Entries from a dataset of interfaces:
-=-=-=-=-

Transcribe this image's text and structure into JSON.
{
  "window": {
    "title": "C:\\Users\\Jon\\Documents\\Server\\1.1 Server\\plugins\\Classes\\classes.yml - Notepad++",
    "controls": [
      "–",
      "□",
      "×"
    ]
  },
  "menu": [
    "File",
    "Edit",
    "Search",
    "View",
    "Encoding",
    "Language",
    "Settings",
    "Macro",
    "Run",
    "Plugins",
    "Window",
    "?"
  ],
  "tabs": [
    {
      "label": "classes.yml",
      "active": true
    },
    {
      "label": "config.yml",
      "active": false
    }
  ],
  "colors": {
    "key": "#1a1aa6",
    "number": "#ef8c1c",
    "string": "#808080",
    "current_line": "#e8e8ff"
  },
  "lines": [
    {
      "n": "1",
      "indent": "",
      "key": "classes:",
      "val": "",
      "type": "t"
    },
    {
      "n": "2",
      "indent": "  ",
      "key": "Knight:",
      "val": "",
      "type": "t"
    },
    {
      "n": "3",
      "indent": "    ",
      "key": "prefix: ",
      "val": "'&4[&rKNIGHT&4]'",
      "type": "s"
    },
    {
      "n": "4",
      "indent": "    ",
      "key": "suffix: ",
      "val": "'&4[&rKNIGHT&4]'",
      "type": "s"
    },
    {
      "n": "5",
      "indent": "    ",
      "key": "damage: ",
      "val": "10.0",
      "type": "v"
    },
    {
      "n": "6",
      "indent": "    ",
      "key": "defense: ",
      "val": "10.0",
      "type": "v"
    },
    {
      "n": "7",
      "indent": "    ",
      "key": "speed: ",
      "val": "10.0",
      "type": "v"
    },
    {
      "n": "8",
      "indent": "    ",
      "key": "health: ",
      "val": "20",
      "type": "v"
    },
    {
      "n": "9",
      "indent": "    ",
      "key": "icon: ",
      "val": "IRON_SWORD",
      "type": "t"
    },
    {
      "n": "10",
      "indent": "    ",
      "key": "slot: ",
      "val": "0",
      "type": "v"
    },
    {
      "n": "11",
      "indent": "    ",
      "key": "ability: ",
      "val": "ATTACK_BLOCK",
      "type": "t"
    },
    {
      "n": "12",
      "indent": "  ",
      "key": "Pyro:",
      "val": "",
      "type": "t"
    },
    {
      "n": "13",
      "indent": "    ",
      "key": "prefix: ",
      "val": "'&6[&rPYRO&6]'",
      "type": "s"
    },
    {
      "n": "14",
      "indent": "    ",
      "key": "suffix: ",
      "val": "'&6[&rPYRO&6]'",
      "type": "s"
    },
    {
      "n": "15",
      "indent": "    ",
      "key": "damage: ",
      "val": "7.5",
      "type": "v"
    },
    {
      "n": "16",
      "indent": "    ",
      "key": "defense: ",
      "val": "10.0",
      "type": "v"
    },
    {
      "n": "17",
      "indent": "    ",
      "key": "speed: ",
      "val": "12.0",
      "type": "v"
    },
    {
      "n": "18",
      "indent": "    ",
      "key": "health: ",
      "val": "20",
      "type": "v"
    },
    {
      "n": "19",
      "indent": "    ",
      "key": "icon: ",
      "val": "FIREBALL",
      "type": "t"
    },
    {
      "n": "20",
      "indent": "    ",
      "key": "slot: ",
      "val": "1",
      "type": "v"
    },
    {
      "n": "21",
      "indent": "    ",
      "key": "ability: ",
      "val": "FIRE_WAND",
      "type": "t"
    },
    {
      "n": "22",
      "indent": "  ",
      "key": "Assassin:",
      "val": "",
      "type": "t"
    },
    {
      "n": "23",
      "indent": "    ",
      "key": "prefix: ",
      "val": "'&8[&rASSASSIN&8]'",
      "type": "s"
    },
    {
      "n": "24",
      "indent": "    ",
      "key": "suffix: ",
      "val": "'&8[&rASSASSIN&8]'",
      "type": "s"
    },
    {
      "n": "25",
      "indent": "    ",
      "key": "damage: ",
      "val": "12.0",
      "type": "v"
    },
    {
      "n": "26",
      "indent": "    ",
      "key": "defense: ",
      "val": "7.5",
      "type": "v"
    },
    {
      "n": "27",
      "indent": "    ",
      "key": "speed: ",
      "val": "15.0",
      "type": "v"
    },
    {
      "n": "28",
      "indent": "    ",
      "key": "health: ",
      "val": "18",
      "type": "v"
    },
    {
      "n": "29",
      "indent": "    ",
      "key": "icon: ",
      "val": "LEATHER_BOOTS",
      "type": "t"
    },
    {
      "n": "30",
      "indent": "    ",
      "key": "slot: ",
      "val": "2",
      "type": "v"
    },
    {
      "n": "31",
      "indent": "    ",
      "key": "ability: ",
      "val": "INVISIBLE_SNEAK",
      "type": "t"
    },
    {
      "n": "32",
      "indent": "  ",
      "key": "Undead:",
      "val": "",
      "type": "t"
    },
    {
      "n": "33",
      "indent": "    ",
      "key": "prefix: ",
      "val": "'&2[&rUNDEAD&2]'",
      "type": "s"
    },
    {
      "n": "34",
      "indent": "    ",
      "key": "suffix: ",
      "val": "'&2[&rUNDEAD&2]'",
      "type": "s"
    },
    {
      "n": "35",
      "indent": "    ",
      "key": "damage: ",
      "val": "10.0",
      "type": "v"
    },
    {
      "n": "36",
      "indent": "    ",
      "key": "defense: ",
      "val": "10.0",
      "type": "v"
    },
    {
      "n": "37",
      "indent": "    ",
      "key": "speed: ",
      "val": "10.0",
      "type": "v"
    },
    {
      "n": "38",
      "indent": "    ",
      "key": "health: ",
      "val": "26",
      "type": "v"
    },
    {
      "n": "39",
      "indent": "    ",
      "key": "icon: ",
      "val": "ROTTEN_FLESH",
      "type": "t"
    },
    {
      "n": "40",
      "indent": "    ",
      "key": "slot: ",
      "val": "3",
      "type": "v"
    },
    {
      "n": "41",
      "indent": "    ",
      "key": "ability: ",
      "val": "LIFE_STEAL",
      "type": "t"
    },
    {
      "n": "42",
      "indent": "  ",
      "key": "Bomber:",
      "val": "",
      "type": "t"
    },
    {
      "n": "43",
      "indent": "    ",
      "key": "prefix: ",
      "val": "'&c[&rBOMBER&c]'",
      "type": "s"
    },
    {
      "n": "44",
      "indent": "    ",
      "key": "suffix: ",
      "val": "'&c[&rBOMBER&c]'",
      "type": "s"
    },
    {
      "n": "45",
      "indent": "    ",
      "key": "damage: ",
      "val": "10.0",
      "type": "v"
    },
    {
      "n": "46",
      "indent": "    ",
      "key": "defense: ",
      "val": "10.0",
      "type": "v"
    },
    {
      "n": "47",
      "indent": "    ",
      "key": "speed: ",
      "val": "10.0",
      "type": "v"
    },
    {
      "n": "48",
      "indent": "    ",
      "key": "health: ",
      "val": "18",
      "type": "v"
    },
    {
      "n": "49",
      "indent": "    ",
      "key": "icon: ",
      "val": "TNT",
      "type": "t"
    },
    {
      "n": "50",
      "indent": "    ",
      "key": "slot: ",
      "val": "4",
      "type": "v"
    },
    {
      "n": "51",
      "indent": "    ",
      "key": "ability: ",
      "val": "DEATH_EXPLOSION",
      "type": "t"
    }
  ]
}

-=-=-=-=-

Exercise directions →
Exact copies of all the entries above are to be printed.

Result for this task →
Transcribe this image's text and structure into JSON.
{
  "window": {
    "title": "C:\\Users\\Jon\\Documents\\Server\\1.1 Server\\plugins\\Classes\\classes.yml - Notepad++",
    "controls": [
      "–",
      "□",
      "×"
    ]
  },
  "menu": [
    "File",
    "Edit",
    "Search",
    "View",
    "Encoding",
    "Language",
    "Settings",
    "Macro",
    "Run",
    "Plugins",
    "Window",
    "?"
  ],
  "tabs": [
    {
      "label": "classes.yml",
      "active": true
    },
    {
      "label": "config.yml",
      "active": false
    }
  ],
  "colors": {
    "key": "#1a1aa6",
    "number": "#ef8c1c",
    "string": "#808080",
    "current_line": "#e8e8ff"
  },
  "lines": [
    {
      "n": "1",
      "indent": "",
      "key": "classes:",
      "val": "",
      "type": "t"
    },
    {
      "n": "2",
      "indent": "  ",
      "key": "Knight:",
      "val": "",
      "type": "t"
    },
    {
      "n": "3",
      "indent": "    ",
      "key": "prefix: ",
      "val": "'&4[&rKNIGHT&4]'",
      "type": "s"
    },
    {
      "n": "4",
      "indent": "    ",
      "key": "suffix: ",
      "val": "'&4[&rKNIGHT&4]'",
      "type": "s"
    },
    {
      "n": "5",
      "indent": "    ",
      "key": "damage: ",
      "val": "10.0",
      "type": "v"
    },
    {
      "n": "6",
      "indent": "    ",
      "key": "defense: ",
      "val": "10.0",
      "type": "v"
    },
    {
      "n": "7",
      "indent": "    ",
      "key": "speed: ",
      "val": "10.0",
      "type": "v"
    },
    {
      "n": "8",
      "indent": "    ",
      "key": "health: ",
      "val": "20",
      "type": "v"
    },
    {
      "n": "9",
      "indent": "    ",
      "key": "icon: ",
      "val": "IRON_SWORD",
      "type": "t"
    },
    {
      "n": "10",
      "indent": "    ",
      "key": "slot: ",
      "val": "0",
      "type": "v"
    },
    {
      "n": "11",
      "indent": "    ",
      "key": "ability: ",
      "val": "ATTACK_BLOCK",
      "type": "t"
    },
    {
      "n": "12",
      "indent": "  ",
      "key": "Pyro:",
      "val": "",
      "type": "t"
    },
    {
      "n": "13",
      "indent": "    ",
      "key": "prefix: ",
      "val": "'&6[&rPYRO&6]'",
      "type": "s"
    },
    {
      "n": "14",
      "indent": "    ",
      "key": "suffix: ",
      "val": "'&6[&rPYRO&6]'",
      "type": "s"
    },
    {
      "n": "15",
      "indent": "    ",
      "key": "damage: ",
      "val": "7.5",
      "type": "v"
    },
    {
      "n": "16",
      "indent": "    ",
      "key": "defense: ",
      "val": "10.0",
      "type": "v"
    },
    {
      "n": "17",
      "indent": "    ",
      "key": "speed: ",
      "val": "12.0",
      "type": "v"
    },
    {
      "n": "18",
      "indent": "    ",
      "key": "health: ",
      "val": "20",
      "type": "v"
    },
    {
      "n": "19",
      "indent": "    ",
      "key": "icon: ",
      "val": "FIREBALL",
      "type": "t"
    },
    {
      "n": "20",
      "indent": "    ",
      "key": "slot: ",
      "val": "1",
      "type": "v"
    },
    {
      "n": "21",
      "indent": "    ",
      "key": "ability: ",
      "val": "FIRE_WAND",
      "type": "t"
    },
    {
      "n": "22",
      "indent": "  ",
      "key": "Assassin:",
      "val": "",
      "type": "t"
    },
    {
      "n": "23",
      "indent": "    ",
      "key": "prefix: ",
      "val": "'&8[&rASSASSIN&8]'",
      "type": "s"
    },
    {
      "n": "24",
      "indent": "    ",
      "key": "suffix: ",
      "val": "'&8[&rASSASSIN&8]'",
      "type": "s"
    },
    {
      "n": "25",
      "indent": "    ",
      "key": "damage: ",
      "val": "12.0",
      "type": "v"
    },
    {
      "n": "26",
      "indent": "    ",
      "key": "defense: ",
      "val": "7.5",
      "type": "v"
    },
    {
      "n": "27",
      "indent": "    ",
      "key": "speed: ",
      "val": "15.0",
      "type": "v"
    },
    {
      "n": "28",
      "indent": "    ",
      "key": "health: ",
      "val": "18",
      "type": "v"
    },
    {
      "n": "29",
      "indent": "    ",
      "key": "icon: ",
      "val": "LEATHER_BOOTS",
      "type": "t"
    },
    {
      "n": "30",
      "indent": "    ",
      "key": "slot: ",
      "val": "2",
      "type": "v"
    },
    {
      "n": "31",
      "indent": "    ",
      "key": "ability: ",
      "val": "INVISIBLE_SNEAK",
      "type": "t"
    },
    {
      "n": "32",
      "indent": "  ",
      "key": "Undead:",
      "val": "",
      "type": "t"
    },
    {
      "n": "33",
      "indent": "    ",
      "key": "prefix: ",
      "val": "'&2[&rUNDEAD&2]'",
      "type": "s"
    },
    {
      "n": "34",
      "indent": "    ",
      "key": "suffix: ",
      "val": "'&2[&rUNDEAD&2]'",
      "type": "s"
    },
    {
      "n": "35",
      "indent": "    ",
      "key": "damage: ",
      "val": "10.0",
      "type": "v"
    },
    {
      "n": "36",
      "indent": "    ",
      "key": "defense: ",
      "val": "10.0",
      "type": "v"
    },
    {
      "n": "37",
      "indent": "    ",
      "key": "speed: ",
      "val": "10.0",
      "type": "v"
    },
    {
      "n": "38",
      "indent": "    ",
      "key": "health: ",
      "val": "26",
      "type": "v"
    },
    {
      "n": "39",
      "indent": "    ",
      "key": "icon: ",
      "val": "ROTTEN_FLESH",
      "type": "t"
    },
    {
      "n": "40",
      "indent": "    ",
      "key": "slot: ",
      "val": "3",
      "type": "v"
    },
    {
      "n": "41",
      "indent": "    ",
      "key": "ability: ",
      "val": "LIFE_STEAL",
      "type": "t"
    },
    {
      "n": "42",
      "indent": "  ",
      "key": "Bomber:",
      "val": "",
      "type": "t"
    },
    {
      "n": "43",
      "indent": "    ",
      "key": "prefix: ",
      "val": "'&c[&rBOMBER&c]'",
      "type": "s"
    },
    {
      "n": "44",
      "indent": "    ",
      "key": "suffix: ",
      "val": "'&c[&rBOMBER&c]'",
      "type": "s"
    },
    {
      "n": "45",
      "indent": "    ",
      "key": "damage: ",
      "val": "10.0",
      "type": "v"
    },
    {
      "n": "46",
      "indent": "    ",
      "key": "defense: ",
      "val": "10.0",
      "type": "v"
    },
    {
      "n": "47",
      "indent": "    ",
      "key": "speed: ",
      "val": "10.0",
      "type": "v"
    },
    {
      "n": "48",
      "indent": "    ",
      "key": "health: ",
      "val": "18",
      "type": "v"
    },
    {
      "n": "49",
      "indent": "    ",
      "key": "icon: ",
      "val": "TNT",
      "type": "t"
    },
    {
      "n": "50",
      "indent": "    ",
      "key": "slot: ",
      "val": "4",
      "type": "v"
    },
    {
      "n": "51",
      "indent": "    ",
      "key": "ability: ",
      "val": "DEATH_EXPLOSION",
      "type": "t"
    }
  ]
}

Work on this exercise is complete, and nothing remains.